Leadership Public Schools (LPS), a charter school organization that runs high schools in the San Francisco Bay Area, has teamed up with Gooru, a nonprofit educational tech company, to develop technology to support the schools’ personalized learning model and improve student outcomes.
Both organizations were trying to find better ways to expand their personalized learning plans, according to Thomas Arnett of the Christensen Institute.
LPS was founded in 2002 and serves approximately 1,500 students, most of whom are from low-income backgrounds.
LPS had developed a successful model, but found it difficult to scale beyond the original pilot classrooms. Gooru, on the other hand, had created a platform that was not adequately addressing teachers’ needs. Together, they redesigned Gooru’s technology to align with the LPS model.
Louise Waters, the CEO of LPS, and Prasad Ram, the CEO and founder of Gooru, began meeting for breakfast in September of 2013. A mutual friend introduced them in the hopes that they could work together to solve their problems.
LPS faced a challenge: many of their students were below grade-level in math. They began by creating a course called Academic Numeracy that ninth-graders would take alongside Algebra. However, this was not helping the most advanced learners nor those who were the furthest behind, so math teacher Michael Fauteux began offering after-school sessions with game-like elements, in which they completed activities called “missions” and monitored their own progress. He then implemented “Learning Lists” on Google Sheets to digitize the data.
The system was effective and other schools wanted in, but they had trouble scaling a spreadsheet to go beyond pilot classrooms.
Gooru’s platform was like a search engine that allowed teachers to curate and share collections of educational resources on particular topics, but teachers were having trouble integrating these collections into the classroom, which limited the impact on students.
In 2014, they received grants for the project and solidified their partnership.
The companies say that four elements guided their partnership: teaching practices influenced the technology rather than the other way around, they used intensive collaboration, design assumptions were tested in classrooms, and both organizations had business models that prioritized the partnership.
In the words of Amara Humphry, Gooru’s co-founder:
“When you design you make a lot of assumptions. Because we’re not teachers, every single thing we draw into our designs is an assumption. After you make those assumptions, you can go validate them with a group of users. But it is a lot easier to just ask someone who has the answers.”
Now the two companies are working to scale their creations for other schools.
As Arnett notes in the conclusion to his paper on the creation process of the partnership:

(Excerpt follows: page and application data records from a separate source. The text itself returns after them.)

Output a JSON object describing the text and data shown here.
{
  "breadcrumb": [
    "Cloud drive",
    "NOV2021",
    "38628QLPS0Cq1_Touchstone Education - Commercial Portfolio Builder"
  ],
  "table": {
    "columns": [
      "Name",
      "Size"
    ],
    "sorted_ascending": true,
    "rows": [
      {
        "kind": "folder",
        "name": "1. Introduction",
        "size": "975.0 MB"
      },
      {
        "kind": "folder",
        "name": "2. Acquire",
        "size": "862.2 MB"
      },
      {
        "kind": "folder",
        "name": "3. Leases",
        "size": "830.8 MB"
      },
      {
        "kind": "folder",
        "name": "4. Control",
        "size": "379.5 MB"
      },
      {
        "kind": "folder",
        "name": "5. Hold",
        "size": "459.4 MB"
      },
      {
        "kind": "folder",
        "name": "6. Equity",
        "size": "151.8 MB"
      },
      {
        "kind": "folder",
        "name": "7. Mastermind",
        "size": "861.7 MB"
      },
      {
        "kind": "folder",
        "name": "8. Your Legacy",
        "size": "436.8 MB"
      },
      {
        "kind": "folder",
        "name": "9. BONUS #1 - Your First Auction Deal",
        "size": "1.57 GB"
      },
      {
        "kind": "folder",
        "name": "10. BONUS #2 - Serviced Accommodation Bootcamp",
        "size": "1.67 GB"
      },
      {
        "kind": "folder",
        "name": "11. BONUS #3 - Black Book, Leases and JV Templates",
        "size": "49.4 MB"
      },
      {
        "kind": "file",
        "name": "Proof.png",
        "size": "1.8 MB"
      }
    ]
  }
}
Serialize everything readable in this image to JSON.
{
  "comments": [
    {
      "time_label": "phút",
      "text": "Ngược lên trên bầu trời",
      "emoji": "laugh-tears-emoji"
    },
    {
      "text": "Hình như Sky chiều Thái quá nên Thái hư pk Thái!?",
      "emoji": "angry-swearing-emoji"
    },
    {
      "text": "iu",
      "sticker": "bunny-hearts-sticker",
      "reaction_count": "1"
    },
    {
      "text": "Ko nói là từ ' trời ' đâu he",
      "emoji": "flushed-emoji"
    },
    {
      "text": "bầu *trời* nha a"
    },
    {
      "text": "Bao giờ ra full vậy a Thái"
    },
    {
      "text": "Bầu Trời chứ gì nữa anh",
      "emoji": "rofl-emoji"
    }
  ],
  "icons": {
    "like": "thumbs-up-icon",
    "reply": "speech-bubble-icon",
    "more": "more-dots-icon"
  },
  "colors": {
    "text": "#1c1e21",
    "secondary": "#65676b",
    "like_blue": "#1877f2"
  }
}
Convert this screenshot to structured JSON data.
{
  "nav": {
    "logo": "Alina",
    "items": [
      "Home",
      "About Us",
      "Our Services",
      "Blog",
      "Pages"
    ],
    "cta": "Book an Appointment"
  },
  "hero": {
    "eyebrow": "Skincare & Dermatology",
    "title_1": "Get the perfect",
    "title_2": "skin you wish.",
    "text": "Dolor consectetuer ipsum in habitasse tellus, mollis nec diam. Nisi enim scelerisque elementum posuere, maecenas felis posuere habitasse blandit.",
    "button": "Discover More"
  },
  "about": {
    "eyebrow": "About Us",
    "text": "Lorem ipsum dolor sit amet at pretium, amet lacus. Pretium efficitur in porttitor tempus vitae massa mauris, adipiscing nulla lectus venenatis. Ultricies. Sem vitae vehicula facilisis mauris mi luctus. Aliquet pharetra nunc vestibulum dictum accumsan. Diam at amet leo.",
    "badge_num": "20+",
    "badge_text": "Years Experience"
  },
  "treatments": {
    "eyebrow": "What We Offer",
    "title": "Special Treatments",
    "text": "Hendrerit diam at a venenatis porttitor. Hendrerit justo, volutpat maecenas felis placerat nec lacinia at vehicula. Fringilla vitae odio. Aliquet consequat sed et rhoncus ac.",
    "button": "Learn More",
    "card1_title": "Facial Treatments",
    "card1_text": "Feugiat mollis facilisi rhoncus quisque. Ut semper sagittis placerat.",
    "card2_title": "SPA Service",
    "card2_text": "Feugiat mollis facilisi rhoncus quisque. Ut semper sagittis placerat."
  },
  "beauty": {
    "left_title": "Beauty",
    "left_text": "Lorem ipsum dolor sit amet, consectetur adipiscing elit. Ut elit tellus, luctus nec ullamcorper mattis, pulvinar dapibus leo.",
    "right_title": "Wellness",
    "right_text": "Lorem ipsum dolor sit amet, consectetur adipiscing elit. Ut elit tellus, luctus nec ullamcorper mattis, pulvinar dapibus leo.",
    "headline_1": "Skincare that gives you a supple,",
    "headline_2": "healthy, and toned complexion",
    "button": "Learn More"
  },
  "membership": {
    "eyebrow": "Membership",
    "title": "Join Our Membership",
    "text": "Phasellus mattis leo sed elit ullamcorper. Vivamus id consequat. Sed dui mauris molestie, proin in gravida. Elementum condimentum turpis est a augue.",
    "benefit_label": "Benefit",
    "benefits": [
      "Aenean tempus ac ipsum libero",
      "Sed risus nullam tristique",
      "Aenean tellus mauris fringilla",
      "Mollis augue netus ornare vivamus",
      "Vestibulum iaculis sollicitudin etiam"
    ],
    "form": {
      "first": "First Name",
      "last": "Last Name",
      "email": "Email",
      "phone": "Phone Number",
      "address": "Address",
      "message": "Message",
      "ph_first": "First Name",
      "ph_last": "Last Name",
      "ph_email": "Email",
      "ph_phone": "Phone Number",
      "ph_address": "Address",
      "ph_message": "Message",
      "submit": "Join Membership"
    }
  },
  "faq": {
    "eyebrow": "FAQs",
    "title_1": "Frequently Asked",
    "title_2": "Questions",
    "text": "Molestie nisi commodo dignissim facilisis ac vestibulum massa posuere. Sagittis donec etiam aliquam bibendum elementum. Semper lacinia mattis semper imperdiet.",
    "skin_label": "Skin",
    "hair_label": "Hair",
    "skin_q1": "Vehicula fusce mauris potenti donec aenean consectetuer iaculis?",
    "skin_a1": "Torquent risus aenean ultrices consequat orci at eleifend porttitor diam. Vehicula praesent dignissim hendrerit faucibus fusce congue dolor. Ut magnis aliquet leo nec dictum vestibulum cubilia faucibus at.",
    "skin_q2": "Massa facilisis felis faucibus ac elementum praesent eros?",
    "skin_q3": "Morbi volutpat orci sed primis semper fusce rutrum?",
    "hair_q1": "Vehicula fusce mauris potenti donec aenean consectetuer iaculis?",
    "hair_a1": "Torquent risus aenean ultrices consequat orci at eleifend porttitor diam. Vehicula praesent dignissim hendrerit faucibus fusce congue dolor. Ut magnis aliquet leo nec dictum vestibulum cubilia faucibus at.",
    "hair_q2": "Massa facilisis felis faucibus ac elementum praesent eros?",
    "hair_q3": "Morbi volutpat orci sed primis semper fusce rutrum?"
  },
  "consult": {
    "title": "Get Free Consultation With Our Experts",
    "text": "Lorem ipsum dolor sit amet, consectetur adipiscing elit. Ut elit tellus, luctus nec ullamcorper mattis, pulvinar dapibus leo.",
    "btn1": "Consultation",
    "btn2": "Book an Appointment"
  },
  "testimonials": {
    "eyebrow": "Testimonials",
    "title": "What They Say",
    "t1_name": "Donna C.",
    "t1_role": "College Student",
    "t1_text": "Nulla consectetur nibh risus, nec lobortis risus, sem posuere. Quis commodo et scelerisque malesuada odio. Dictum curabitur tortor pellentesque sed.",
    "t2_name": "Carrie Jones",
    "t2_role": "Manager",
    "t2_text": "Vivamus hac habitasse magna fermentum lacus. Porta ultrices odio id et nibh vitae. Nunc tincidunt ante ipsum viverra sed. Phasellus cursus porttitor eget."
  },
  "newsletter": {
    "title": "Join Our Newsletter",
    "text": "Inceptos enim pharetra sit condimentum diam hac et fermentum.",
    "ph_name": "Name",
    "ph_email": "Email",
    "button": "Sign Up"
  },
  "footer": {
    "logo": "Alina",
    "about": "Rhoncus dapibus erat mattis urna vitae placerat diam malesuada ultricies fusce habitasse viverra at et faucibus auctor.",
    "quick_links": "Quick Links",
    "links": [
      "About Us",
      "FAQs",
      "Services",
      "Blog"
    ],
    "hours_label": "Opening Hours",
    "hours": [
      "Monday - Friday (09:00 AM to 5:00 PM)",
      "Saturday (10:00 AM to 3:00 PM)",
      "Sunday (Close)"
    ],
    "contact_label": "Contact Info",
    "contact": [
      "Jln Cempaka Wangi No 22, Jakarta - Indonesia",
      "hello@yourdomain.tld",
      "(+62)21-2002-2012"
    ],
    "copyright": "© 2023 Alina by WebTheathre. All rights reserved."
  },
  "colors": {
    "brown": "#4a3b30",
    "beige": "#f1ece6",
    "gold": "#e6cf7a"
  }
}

“LPS and Gooru’s story presents an interesting variation on the theme of so-called “build versus buy” decisions facing innovative school systems. Their example suggests that when a school system finds building technology to be infeasible and buying off-the-shelf technology to be impractical, a viable third-way approach is to partner with a technology developer. Furthermore, their partnership lends a number of important insights regarding the circumstances required for a successful partnership.”